The strict guidelines are already causing political headaches. Among rejected applicants for commutation were Jose Compean and Ignacio Ramos, two former U.S. Border Patrol agents whose convictions for shooting a Mexican drug dealer have become a lightning rod in the illegal immigration debate. Their requests were recently "closed without action" because they haven't yet served out their prison terms, Justice spokesman Ian McCaleb told NEWSWEEK. However, Colorado Rep. Tom Tancredo, Texas Sen. John Cornyn and California Sen. Diane Feinstein have written letters urging Bush to commute their sentences.

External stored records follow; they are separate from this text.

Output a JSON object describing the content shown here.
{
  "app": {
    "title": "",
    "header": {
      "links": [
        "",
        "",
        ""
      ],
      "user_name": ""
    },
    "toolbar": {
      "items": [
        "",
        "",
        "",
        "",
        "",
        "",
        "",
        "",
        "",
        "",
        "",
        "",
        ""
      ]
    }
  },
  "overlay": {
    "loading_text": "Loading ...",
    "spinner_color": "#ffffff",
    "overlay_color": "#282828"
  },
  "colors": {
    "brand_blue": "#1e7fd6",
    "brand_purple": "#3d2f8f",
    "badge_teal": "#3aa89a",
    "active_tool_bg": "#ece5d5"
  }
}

Trickier still is how Bush will handle requests from former members of his administration. McCaleb said Vice President Dick Cheney's former chief of staff, I. Lewis (Scooter) Libby, whose prison sentence for lying in the CIA leak case was commuted by Bush last year, has not submitted a pardon request to Justice. But speculation is rampant that Libby's allies will press Bush for one. There is also talk that Bush will be asked to grant prospective pardons for CIA officers and others who played a part in the use of "enhanced interrogation" techniques in the war on terror. According to one legal source, who asked not to be identified because of the issue's sensitive nature, White House counsel Fred Fielding has warned applicants the president is likely to frown on "political pardons." But another Washington lawyer, who also asked not to be identified because he represents a pardon applicant, said Bush might be more open to considering pardons for CIA officers because they were executing his policies. (There is no indication anyone involved in interrogations has sought a pardon.) "We don't comment on the pardon process," said White House spokesman Carlton Carroll.